- Shannon Nichols
It’s that time of the season where we begin to reflect on the joys and challenges that 2021 brought us. We are met with the choices of what to take with us into the new year, what to leave behind, and who we would like to grow into. With the annual promise of starting over, we are given an opportunity to reinvent ourselves. Breathing practices, practices that allow us to relax in our bodies and calm our minds, are powerful tools that keep us grounded in the here and now and help us arrive anew in each moment. Check out the following types of breathing practices to help you flow into each new moment of 2022!
The simple practice of breathing, inhaling, and exhaling, symbolizes the cyclical nature of life. The exhale represents the old, a release, a letting go, while the inhale represents new beginnings, a returning to the now. Becoming aware of the breath and engaging in breathing exercises relaxes the nervous system. These practices shift us out of our sympathetic nervous systems (fight or flight) and into our parasympathetic nervous systems (rest and digest). Breathing practices reduce stress and anxiety, boost overall immune function, slow the heart rate, and lower blood pressure. The following breathing exercises are simple ways to begin or end your day, as they function as preventative health care if regularly practiced over time.
- Box Breathing: Inhale for 4 counts; Hold the breath for 4 counts; Exhale for 4 counts; Hold the breath for 4 counts; Repeat
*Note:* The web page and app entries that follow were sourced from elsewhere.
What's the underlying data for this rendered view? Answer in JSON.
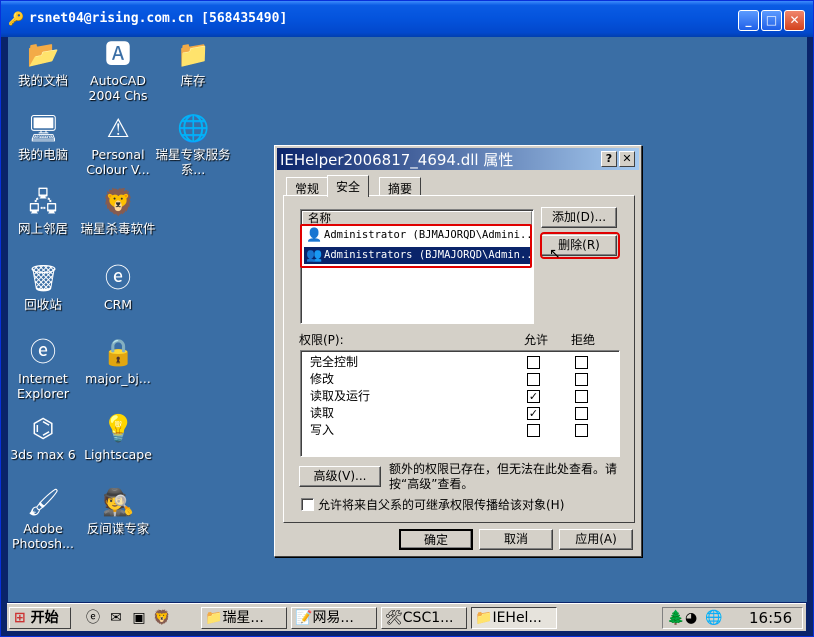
{
  "outer_window": {
    "title": "rsnet04@rising.com.cn [568435490]",
    "title_icon": "key-icon",
    "controls": {
      "minimize": "_",
      "maximize": "□",
      "close": "✕"
    }
  },
  "desktop_icons": [
    {
      "id": "my-documents",
      "label": "我的文档",
      "icon": "folder-docs-icon",
      "glyph": "📂"
    },
    {
      "id": "autocad",
      "label": "AutoCAD 2004 Chs",
      "icon": "autocad-icon",
      "glyph": "🅰"
    },
    {
      "id": "inventory",
      "label": "库存",
      "icon": "folder-icon",
      "glyph": "📁"
    },
    {
      "id": "my-computer",
      "label": "我的电脑",
      "icon": "computer-icon",
      "glyph": "🖥"
    },
    {
      "id": "personal-colour",
      "label": "Personal Colour V...",
      "icon": "colour-icon",
      "glyph": "⚠"
    },
    {
      "id": "rising-expert",
      "label": "瑞星专家服务系...",
      "icon": "expert-icon",
      "glyph": "🌐"
    },
    {
      "id": "network",
      "label": "网上邻居",
      "icon": "network-icon",
      "glyph": "🖧"
    },
    {
      "id": "rising-av",
      "label": "瑞星杀毒软件",
      "icon": "lion-icon",
      "glyph": "🦁"
    },
    {
      "id": "recycle-bin",
      "label": "回收站",
      "icon": "recycle-bin-icon",
      "glyph": "🗑"
    },
    {
      "id": "crm",
      "label": "CRM",
      "icon": "ie-icon",
      "glyph": "ⓔ"
    },
    {
      "id": "ie",
      "label": "Internet Explorer",
      "icon": "ie-icon",
      "glyph": "ⓔ"
    },
    {
      "id": "major-bj",
      "label": "major_bj...",
      "icon": "network-drive-icon",
      "glyph": "🔒"
    },
    {
      "id": "3dsmax",
      "label": "3ds max 6",
      "icon": "3dsmax-icon",
      "glyph": "⌬"
    },
    {
      "id": "lightscape",
      "label": "Lightscape",
      "icon": "lightscape-icon",
      "glyph": "💡"
    },
    {
      "id": "photoshop",
      "label": "Adobe Photosh...",
      "icon": "photoshop-icon",
      "glyph": "🖌"
    },
    {
      "id": "anti-spyware",
      "label": "反间谍专家",
      "icon": "anti-spy-icon",
      "glyph": "🕵"
    }
  ],
  "dialog": {
    "title": "IEHelper2006817_4694.dll 属性",
    "help": "?",
    "close": "✕",
    "tabs": [
      "常规",
      "安全",
      "摘要"
    ],
    "names_header": "名称",
    "names": [
      "Administrator (BJMAJORQD\\Admini...",
      "Administrators (BJMAJORQD\\Admin..."
    ],
    "add_button": "添加(D)...",
    "remove_button": "删除(R)",
    "permissions_label": "权限(P):",
    "allow_label": "允许",
    "deny_label": "拒绝",
    "permissions": [
      {
        "name": "完全控制",
        "allow": false,
        "deny": false
      },
      {
        "name": "修改",
        "allow": false,
        "deny": false
      },
      {
        "name": "读取及运行",
        "allow": true,
        "deny": false
      },
      {
        "name": "读取",
        "allow": true,
        "deny": false
      },
      {
        "name": "写入",
        "allow": false,
        "deny": false
      }
    ],
    "advanced_button": "高级(V)...",
    "advanced_note": "额外的权限已存在，但无法在此处查看。请按“高级”查看。",
    "inherit_label": "允许将来自父系的可继承权限传播给该对象(H)",
    "ok": "确定",
    "cancel": "取消",
    "apply": "应用(A)"
  },
  "taskbar": {
    "start": "开始",
    "tasks": [
      "瑞星...",
      "网易...",
      "CSC1...",
      "IEHel..."
    ],
    "clock": "16:56"
  }
}
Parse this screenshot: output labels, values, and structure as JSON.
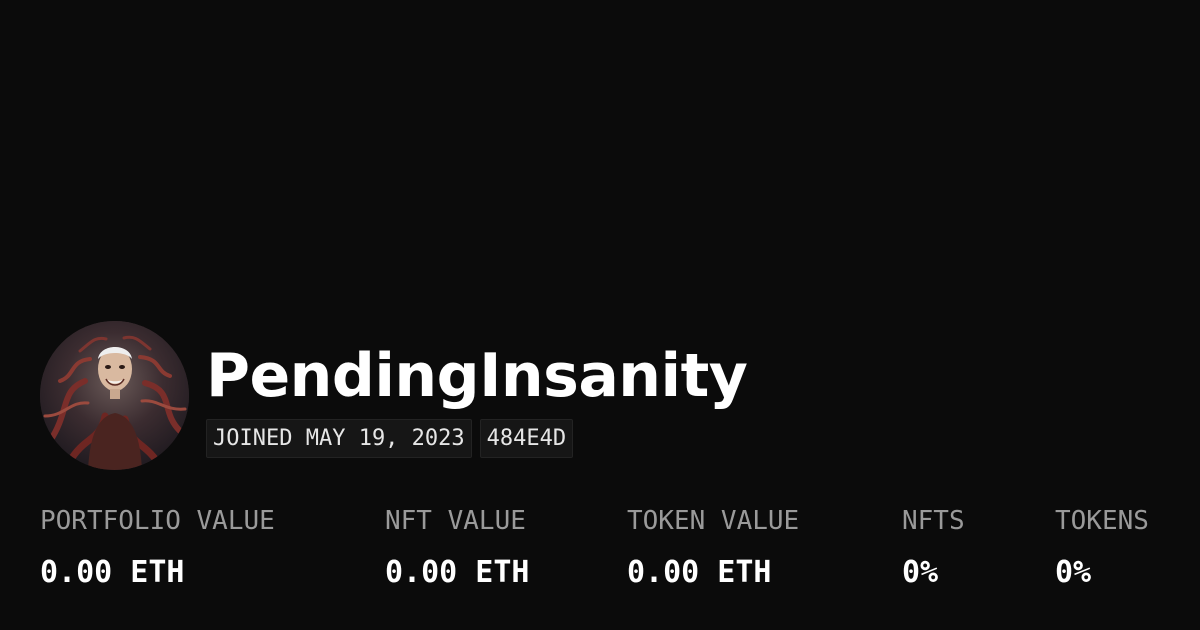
{
  "profile": {
    "username": "PendingInsanity",
    "joined": "JOINED MAY 19, 2023",
    "color_code": "484E4D",
    "avatar_icon": "profile-avatar-image"
  },
  "stats": [
    {
      "label": "PORTFOLIO VALUE",
      "value": "0.00 ETH"
    },
    {
      "label": "NFT VALUE",
      "value": "0.00 ETH"
    },
    {
      "label": "TOKEN VALUE",
      "value": "0.00 ETH"
    },
    {
      "label": "NFTS",
      "value": "0%"
    },
    {
      "label": "TOKENS",
      "value": "0%"
    }
  ],
  "colors": {
    "background": "#0b0b0b",
    "text_primary": "#ffffff",
    "text_secondary": "#9a9a9a",
    "tag_background": "#161616"
  }
}
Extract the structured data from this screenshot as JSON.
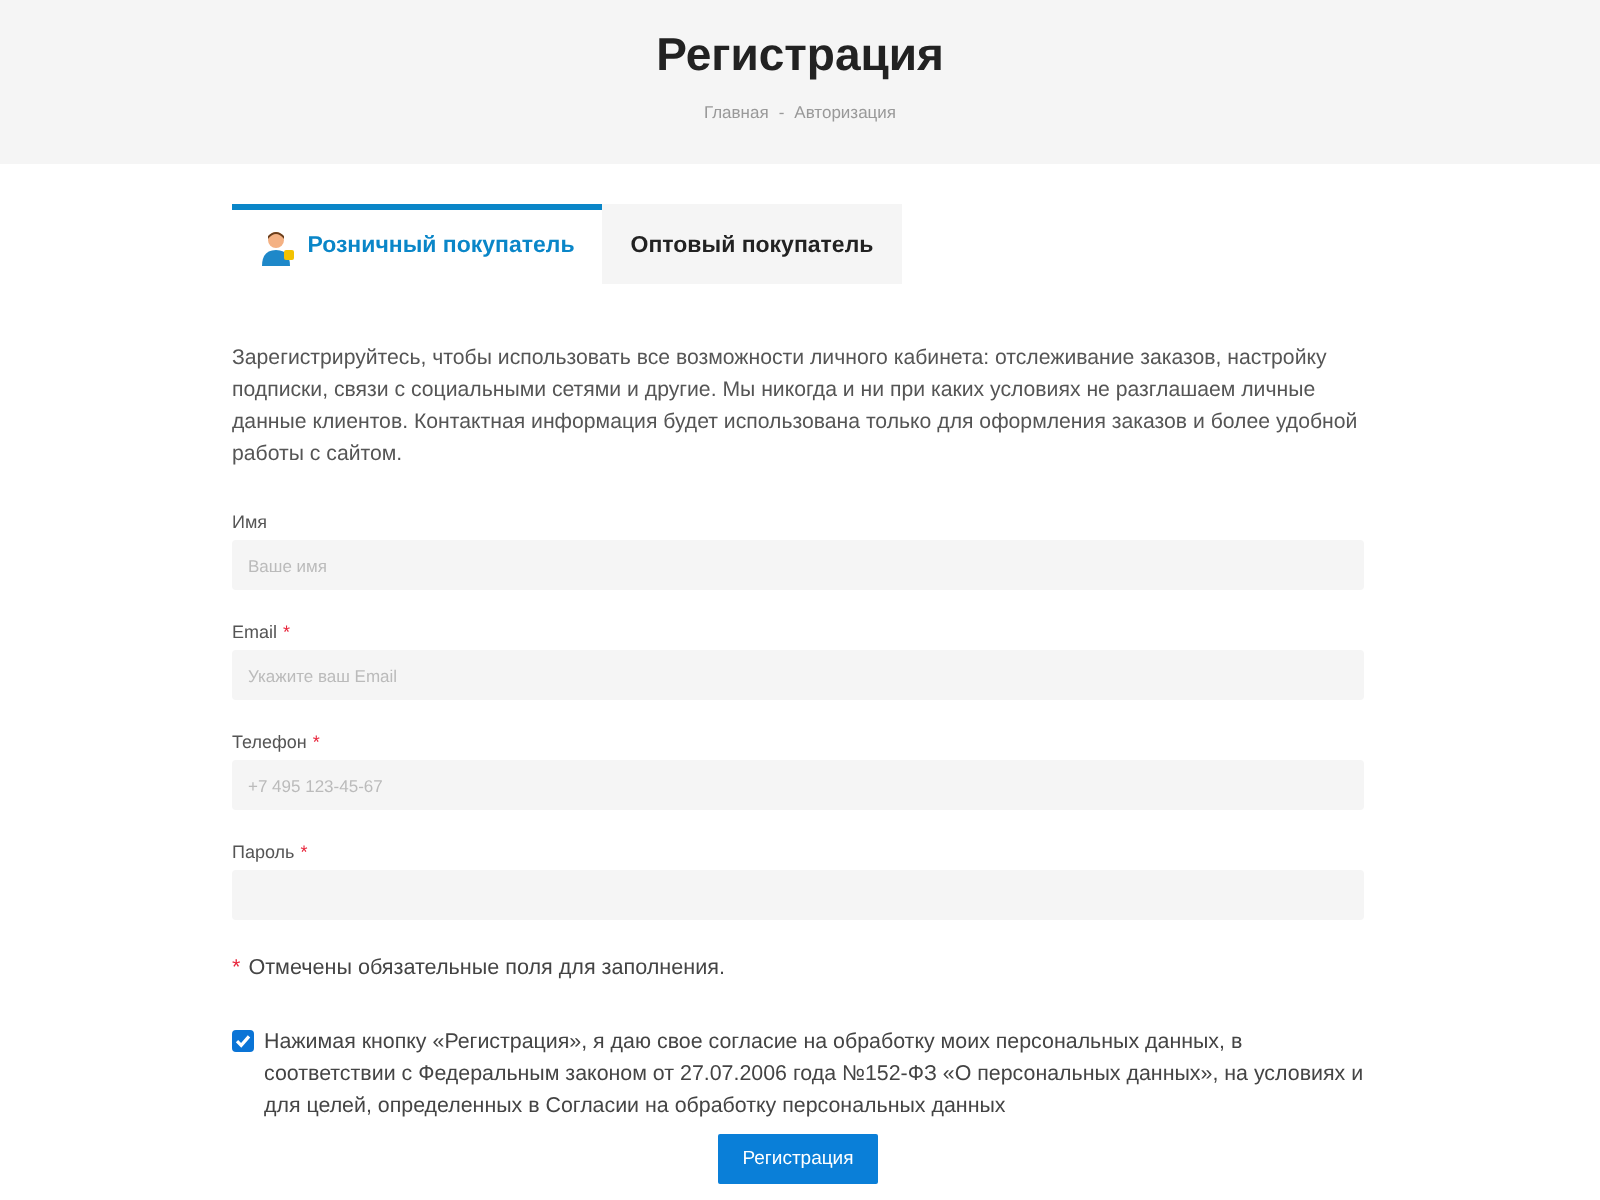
{
  "header": {
    "title": "Регистрация",
    "breadcrumbs": [
      "Главная",
      "Авторизация"
    ],
    "separator": "-"
  },
  "tabs": [
    {
      "label": "Розничный покупатель",
      "selected": true
    },
    {
      "label": "Оптовый покупатель",
      "selected": false
    }
  ],
  "intro": "Зарегистрируйтесь, чтобы использовать все возможности личного кабинета: отслеживание заказов, настройку подписки, связи с социальными сетями и другие. Мы никогда и ни при каких условиях не разглашаем личные данные клиентов. Контактная информация будет использована только для оформления заказов и более удобной работы с сайтом.",
  "fields": [
    {
      "label": "Имя",
      "required": false,
      "placeholder": "Ваше имя"
    },
    {
      "label": "Email",
      "required": true,
      "placeholder": "Укажите ваш Email"
    },
    {
      "label": "Телефон",
      "required": true,
      "placeholder": "+7 495 123-45-67"
    },
    {
      "label": "Пароль",
      "required": true
    }
  ],
  "required_note": {
    "mark": "*",
    "text": "Отмечены обязательные поля для заполнения."
  },
  "consent": {
    "checked": true,
    "text": "Нажимая кнопку «Регистрация», я даю свое согласие на обработку моих персональных данных, в соответствии с Федеральным законом от 27.07.2006 года №152-ФЗ «О персональных данных», на условиях и для целей, определенных в Согласии на обработку персональных данных"
  },
  "submit": "Регистрация"
}
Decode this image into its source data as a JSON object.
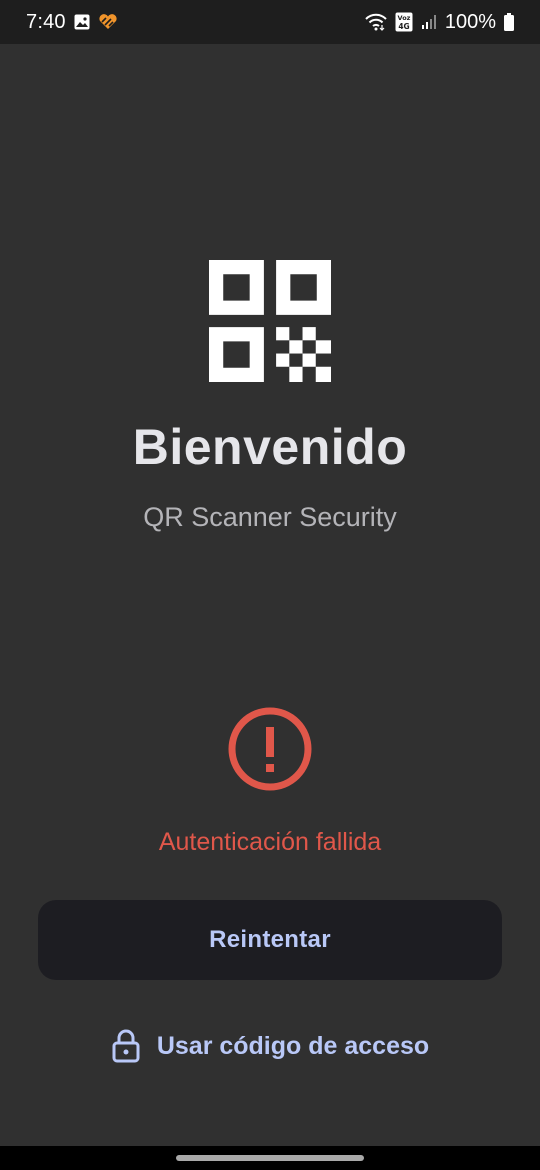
{
  "status_bar": {
    "time": "7:40",
    "left_icons": [
      "gallery-icon",
      "heart-app-icon"
    ],
    "right_icons": [
      "wifi-icon",
      "volte-4g-icon",
      "signal-icon",
      "battery-icon"
    ],
    "volte_line1": "Voz",
    "volte_line2": "4G",
    "battery_text": "100%"
  },
  "main": {
    "logo_icon": "qr-code-icon",
    "title": "Bienvenido",
    "subtitle": "QR Scanner Security"
  },
  "error": {
    "icon": "error-circle-icon",
    "message": "Autenticación fallida",
    "color": "#e0574a"
  },
  "actions": {
    "retry_label": "Reintentar",
    "passcode_icon": "lock-icon",
    "passcode_label": "Usar código de acceso",
    "accent_color": "#b9c8f7"
  },
  "colors": {
    "background": "#303030",
    "status_bar": "#1e1e1e",
    "button_bg": "#1d1d22"
  }
}
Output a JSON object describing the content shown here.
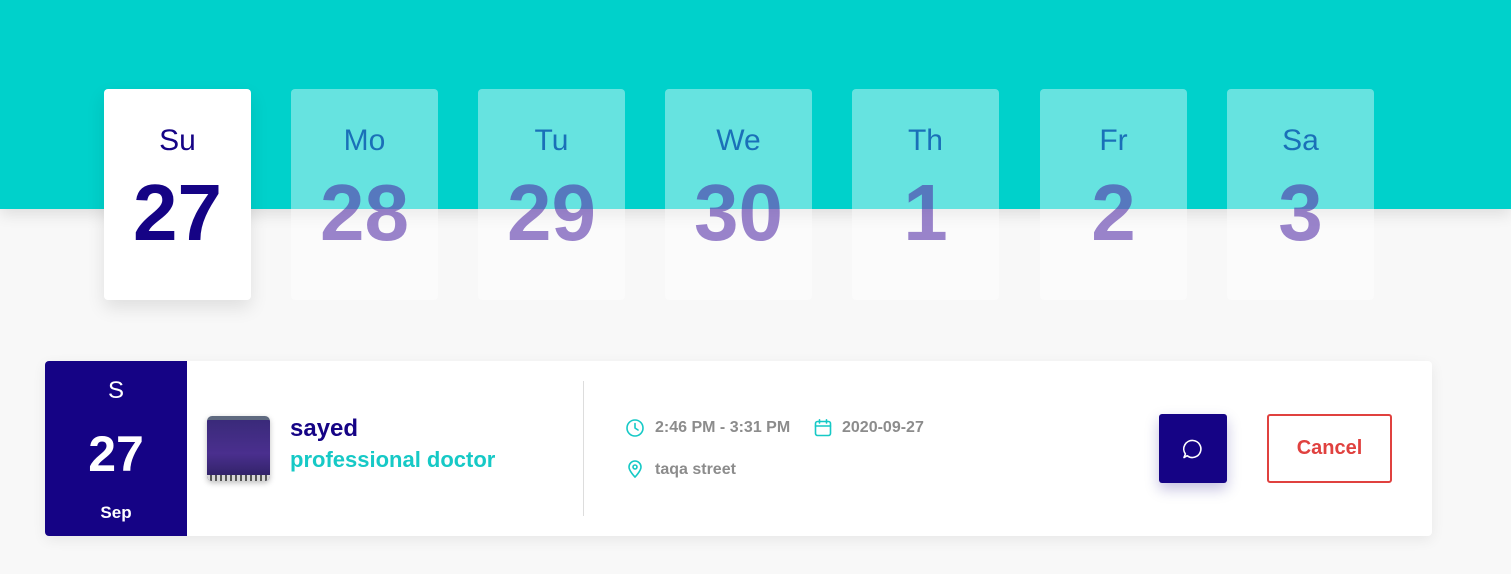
{
  "week": [
    {
      "name": "Su",
      "num": "27"
    },
    {
      "name": "Mo",
      "num": "28"
    },
    {
      "name": "Tu",
      "num": "29"
    },
    {
      "name": "We",
      "num": "30"
    },
    {
      "name": "Th",
      "num": "1"
    },
    {
      "name": "Fr",
      "num": "2"
    },
    {
      "name": "Sa",
      "num": "3"
    }
  ],
  "appointment": {
    "weekday": "S",
    "day": "27",
    "month": "Sep",
    "doctor_name": "sayed",
    "doctor_title": "professional doctor",
    "time": "2:46 PM - 3:31 PM",
    "date": "2020-09-27",
    "location": "taqa street",
    "cancel_label": "Cancel"
  },
  "colors": {
    "header_bg": "#00d1cb",
    "primary": "#150385",
    "accent": "#16c9c6",
    "danger": "#e0413f"
  },
  "icons": {
    "time": "clock-icon",
    "date": "calendar-icon",
    "location": "map-pin-icon",
    "chat": "chat-icon"
  }
}
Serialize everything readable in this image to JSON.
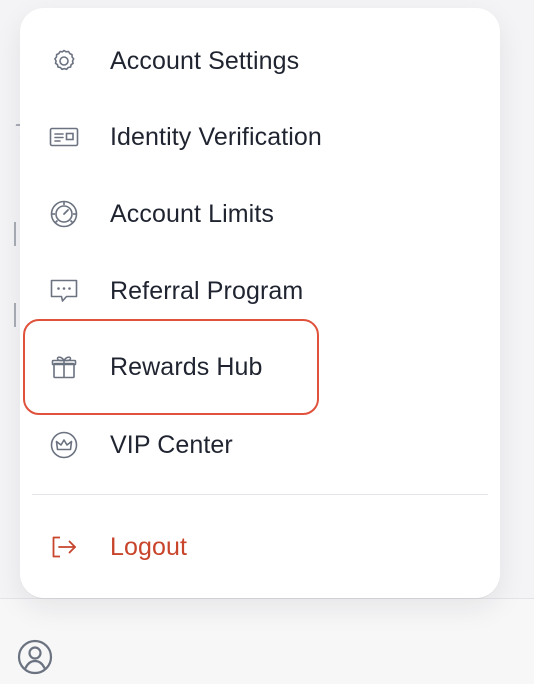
{
  "menu": {
    "items": [
      {
        "label": "Account Settings",
        "icon": "gear-icon"
      },
      {
        "label": "Identity Verification",
        "icon": "id-card-icon"
      },
      {
        "label": "Account Limits",
        "icon": "gauge-icon"
      },
      {
        "label": "Referral Program",
        "icon": "chat-bubble-icon"
      },
      {
        "label": "Rewards Hub",
        "icon": "gift-icon",
        "highlighted": true
      },
      {
        "label": "VIP Center",
        "icon": "crown-icon"
      }
    ],
    "logout": {
      "label": "Logout",
      "icon": "logout-icon"
    }
  },
  "colors": {
    "text": "#1f2430",
    "icon": "#6b7280",
    "logout": "#c8442b",
    "highlight_border": "#e0523c",
    "panel_bg": "#ffffff",
    "page_bg": "#f4f4f6"
  },
  "profile": {
    "icon": "user-circle-icon"
  }
}
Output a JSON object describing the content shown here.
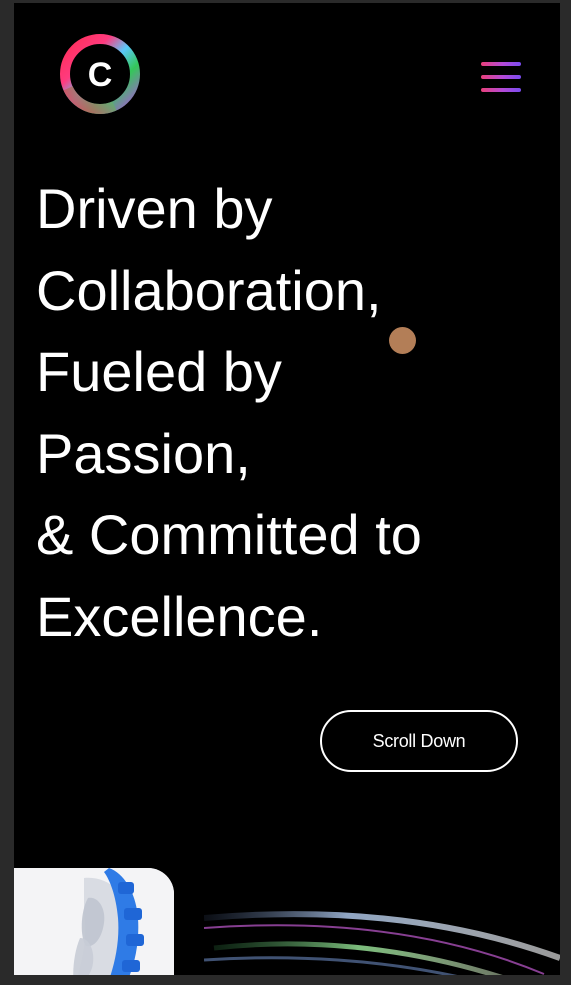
{
  "header": {
    "logo_letter": "C",
    "logo_icon": "brand-ring-logo-icon",
    "menu_icon": "hamburger-menu-icon"
  },
  "hero": {
    "headline_lines": [
      "Driven by",
      "Collaboration,",
      "Fueled by",
      "Passion,",
      "& Committed to",
      "Excellence."
    ],
    "scroll_label": "Scroll Down"
  },
  "colors": {
    "background": "#000000",
    "text": "#ffffff",
    "cursor_dot": "#b37e57",
    "menu_gradient": [
      "#e8407a",
      "#b34ad8",
      "#7a4cf0"
    ],
    "logo_ring": [
      "#ff2d55",
      "#ff9500",
      "#34c759",
      "#5ac8fa",
      "#5856d6",
      "#af52de"
    ]
  }
}
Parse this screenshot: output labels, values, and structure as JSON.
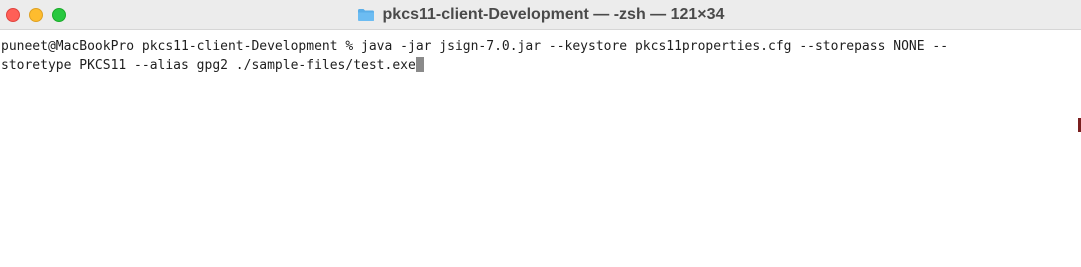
{
  "window": {
    "title": "pkcs11-client-Development — -zsh — 121×34",
    "title_icon": "folder-icon",
    "traffic_lights": {
      "close_color": "#ff5f57",
      "minimize_color": "#febc2e",
      "zoom_color": "#28c840"
    }
  },
  "terminal": {
    "line1": "puneet@MacBookPro pkcs11-client-Development % java -jar jsign-7.0.jar --keystore pkcs11properties.cfg --storepass NONE --",
    "line2": "storetype PKCS11 --alias gpg2 ./sample-files/test.exe"
  }
}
- Signal Breathing: This is an excellent practice to immediately lower heart rate and reduce anxiety. Signal breathing is the practice of inhaling very slowly through the nose and exhaling (as slowly as possibly) through the mouth, as if you’re blowing out a birthday candle. I like to breathe out for 2 counts longer than I breathe in with this exercise (e.g., 5 counts inhaling, holding the breath for a count or two, 7 counts exhaling)
- 4-7-8 Breathing: Inhale for 4 counts; Hold the breath for 7 counts; Exhale for 8 counts; Repeat
A good rule of thumb is to practice these exercises in sets of 4. Pay attention to what is happening in your mind (thoughts), your emotions, and in your body (bodily sensations) before and after each exercise. Noticing these differences in mind and body will create the motivation to continue the practice. Wishing everyone a Happy New Year filled with many new beginnings! And remember: Breathe! J
“Breath is the bridge which connects life to consciousness, which unites your body to your thoughts. Whenever your mind becomes scattered, use your breath as the means to take hold of your mind again.”
-Thich Nhat Hanh